*** Begin section ***
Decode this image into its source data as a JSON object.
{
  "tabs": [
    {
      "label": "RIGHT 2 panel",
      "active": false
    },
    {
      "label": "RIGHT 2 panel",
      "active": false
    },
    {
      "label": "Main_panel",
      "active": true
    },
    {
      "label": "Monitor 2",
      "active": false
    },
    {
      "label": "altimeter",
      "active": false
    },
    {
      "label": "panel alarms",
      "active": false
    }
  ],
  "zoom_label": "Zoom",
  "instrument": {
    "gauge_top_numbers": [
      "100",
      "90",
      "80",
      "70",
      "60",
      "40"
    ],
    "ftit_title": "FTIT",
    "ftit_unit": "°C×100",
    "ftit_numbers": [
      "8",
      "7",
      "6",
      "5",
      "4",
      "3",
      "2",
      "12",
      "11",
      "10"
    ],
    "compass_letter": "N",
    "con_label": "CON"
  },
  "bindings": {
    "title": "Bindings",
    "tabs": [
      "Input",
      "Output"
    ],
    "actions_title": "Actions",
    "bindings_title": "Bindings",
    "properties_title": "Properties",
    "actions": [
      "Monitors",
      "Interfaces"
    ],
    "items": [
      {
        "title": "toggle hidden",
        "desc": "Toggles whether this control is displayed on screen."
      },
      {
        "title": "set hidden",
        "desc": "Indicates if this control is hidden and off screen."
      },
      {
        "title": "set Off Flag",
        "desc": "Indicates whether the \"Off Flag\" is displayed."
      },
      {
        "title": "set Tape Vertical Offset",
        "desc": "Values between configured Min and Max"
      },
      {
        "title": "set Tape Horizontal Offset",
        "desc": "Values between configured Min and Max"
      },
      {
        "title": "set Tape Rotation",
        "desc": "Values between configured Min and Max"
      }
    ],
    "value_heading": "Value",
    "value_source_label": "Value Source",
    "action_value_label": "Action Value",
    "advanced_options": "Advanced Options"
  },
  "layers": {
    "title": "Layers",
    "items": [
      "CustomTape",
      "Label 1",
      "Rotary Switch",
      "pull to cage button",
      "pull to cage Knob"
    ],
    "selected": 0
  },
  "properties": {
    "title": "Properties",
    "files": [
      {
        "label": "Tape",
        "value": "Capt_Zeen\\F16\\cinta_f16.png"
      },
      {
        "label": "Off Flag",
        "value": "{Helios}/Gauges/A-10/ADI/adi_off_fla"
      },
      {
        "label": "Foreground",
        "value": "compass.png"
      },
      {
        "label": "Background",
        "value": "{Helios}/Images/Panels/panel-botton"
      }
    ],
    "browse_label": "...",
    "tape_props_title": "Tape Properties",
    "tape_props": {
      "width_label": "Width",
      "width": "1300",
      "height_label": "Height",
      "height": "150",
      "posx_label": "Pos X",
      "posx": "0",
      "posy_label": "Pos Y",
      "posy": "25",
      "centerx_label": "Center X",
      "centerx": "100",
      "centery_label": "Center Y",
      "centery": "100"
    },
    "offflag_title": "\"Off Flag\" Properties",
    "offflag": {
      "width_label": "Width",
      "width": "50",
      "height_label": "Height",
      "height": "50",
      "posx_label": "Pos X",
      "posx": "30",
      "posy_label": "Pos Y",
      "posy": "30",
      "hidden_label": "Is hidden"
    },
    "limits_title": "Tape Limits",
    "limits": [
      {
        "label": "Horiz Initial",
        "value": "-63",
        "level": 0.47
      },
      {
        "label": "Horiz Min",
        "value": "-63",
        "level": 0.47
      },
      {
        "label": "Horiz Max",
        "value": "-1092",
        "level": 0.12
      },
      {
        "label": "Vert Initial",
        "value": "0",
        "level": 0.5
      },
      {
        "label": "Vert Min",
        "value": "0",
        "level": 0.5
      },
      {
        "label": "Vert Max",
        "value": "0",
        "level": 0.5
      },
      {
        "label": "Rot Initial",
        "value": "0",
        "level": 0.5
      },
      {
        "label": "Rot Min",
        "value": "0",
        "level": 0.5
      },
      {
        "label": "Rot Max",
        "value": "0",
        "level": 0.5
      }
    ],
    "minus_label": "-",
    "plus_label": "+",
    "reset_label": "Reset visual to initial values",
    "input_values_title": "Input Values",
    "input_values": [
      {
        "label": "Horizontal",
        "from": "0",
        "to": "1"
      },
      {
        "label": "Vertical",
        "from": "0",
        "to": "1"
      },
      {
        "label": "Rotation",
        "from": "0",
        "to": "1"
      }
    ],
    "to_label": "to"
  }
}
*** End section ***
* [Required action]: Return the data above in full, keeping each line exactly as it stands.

* [Written answer]:
Decode this image into its source data as a JSON object.
{
  "tabs": [
    {
      "label": "RIGHT 2 panel",
      "active": false
    },
    {
      "label": "RIGHT 2 panel",
      "active": false
    },
    {
      "label": "Main_panel",
      "active": true
    },
    {
      "label": "Monitor 2",
      "active": false
    },
    {
      "label": "altimeter",
      "active": false
    },
    {
      "label": "panel alarms",
      "active": false
    }
  ],
  "zoom_label": "Zoom",
  "instrument": {
    "gauge_top_numbers": [
      "100",
      "90",
      "80",
      "70",
      "60",
      "40"
    ],
    "ftit_title": "FTIT",
    "ftit_unit": "°C×100",
    "ftit_numbers": [
      "8",
      "7",
      "6",
      "5",
      "4",
      "3",
      "2",
      "12",
      "11",
      "10"
    ],
    "compass_letter": "N",
    "con_label": "CON"
  },
  "bindings": {
    "title": "Bindings",
    "tabs": [
      "Input",
      "Output"
    ],
    "actions_title": "Actions",
    "bindings_title": "Bindings",
    "properties_title": "Properties",
    "actions": [
      "Monitors",
      "Interfaces"
    ],
    "items": [
      {
        "title": "toggle hidden",
        "desc": "Toggles whether this control is displayed on screen."
      },
      {
        "title": "set hidden",
        "desc": "Indicates if this control is hidden and off screen."
      },
      {
        "title": "set Off Flag",
        "desc": "Indicates whether the \"Off Flag\" is displayed."
      },
      {
        "title": "set Tape Vertical Offset",
        "desc": "Values between configured Min and Max"
      },
      {
        "title": "set Tape Horizontal Offset",
        "desc": "Values between configured Min and Max"
      },
      {
        "title": "set Tape Rotation",
        "desc": "Values between configured Min and Max"
      }
    ],
    "value_heading": "Value",
    "value_source_label": "Value Source",
    "action_value_label": "Action Value",
    "advanced_options": "Advanced Options"
  },
  "layers": {
    "title": "Layers",
    "items": [
      "CustomTape",
      "Label 1",
      "Rotary Switch",
      "pull to cage button",
      "pull to cage Knob"
    ],
    "selected": 0
  },
  "properties": {
    "title": "Properties",
    "files": [
      {
        "label": "Tape",
        "value": "Capt_Zeen\\F16\\cinta_f16.png"
      },
      {
        "label": "Off Flag",
        "value": "{Helios}/Gauges/A-10/ADI/adi_off_fla"
      },
      {
        "label": "Foreground",
        "value": "compass.png"
      },
      {
        "label": "Background",
        "value": "{Helios}/Images/Panels/panel-botton"
      }
    ],
    "browse_label": "...",
    "tape_props_title": "Tape Properties",
    "tape_props": {
      "width_label": "Width",
      "width": "1300",
      "height_label": "Height",
      "height": "150",
      "posx_label": "Pos X",
      "posx": "0",
      "posy_label": "Pos Y",
      "posy": "25",
      "centerx_label": "Center X",
      "centerx": "100",
      "centery_label": "Center Y",
      "centery": "100"
    },
    "offflag_title": "\"Off Flag\" Properties",
    "offflag": {
      "width_label": "Width",
      "width": "50",
      "height_label": "Height",
      "height": "50",
      "posx_label": "Pos X",
      "posx": "30",
      "posy_label": "Pos Y",
      "posy": "30",
      "hidden_label": "Is hidden"
    },
    "limits_title": "Tape Limits",
    "limits": [
      {
        "label": "Horiz Initial",
        "value": "-63",
        "level": 0.47
      },
      {
        "label": "Horiz Min",
        "value": "-63",
        "level": 0.47
      },
      {
        "label": "Horiz Max",
        "value": "-1092",
        "level": 0.12
      },
      {
        "label": "Vert Initial",
        "value": "0",
        "level": 0.5
      },
      {
        "label": "Vert Min",
        "value": "0",
        "level": 0.5
      },
      {
        "label": "Vert Max",
        "value": "0",
        "level": 0.5
      },
      {
        "label": "Rot Initial",
        "value": "0",
        "level": 0.5
      },
      {
        "label": "Rot Min",
        "value": "0",
        "level": 0.5
      },
      {
        "label": "Rot Max",
        "value": "0",
        "level": 0.5
      }
    ],
    "minus_label": "-",
    "plus_label": "+",
    "reset_label": "Reset visual to initial values",
    "input_values_title": "Input Values",
    "input_values": [
      {
        "label": "Horizontal",
        "from": "0",
        "to": "1"
      },
      {
        "label": "Vertical",
        "from": "0",
        "to": "1"
      },
      {
        "label": "Rotation",
        "from": "0",
        "to": "1"
      }
    ],
    "to_label": "to"
  }
}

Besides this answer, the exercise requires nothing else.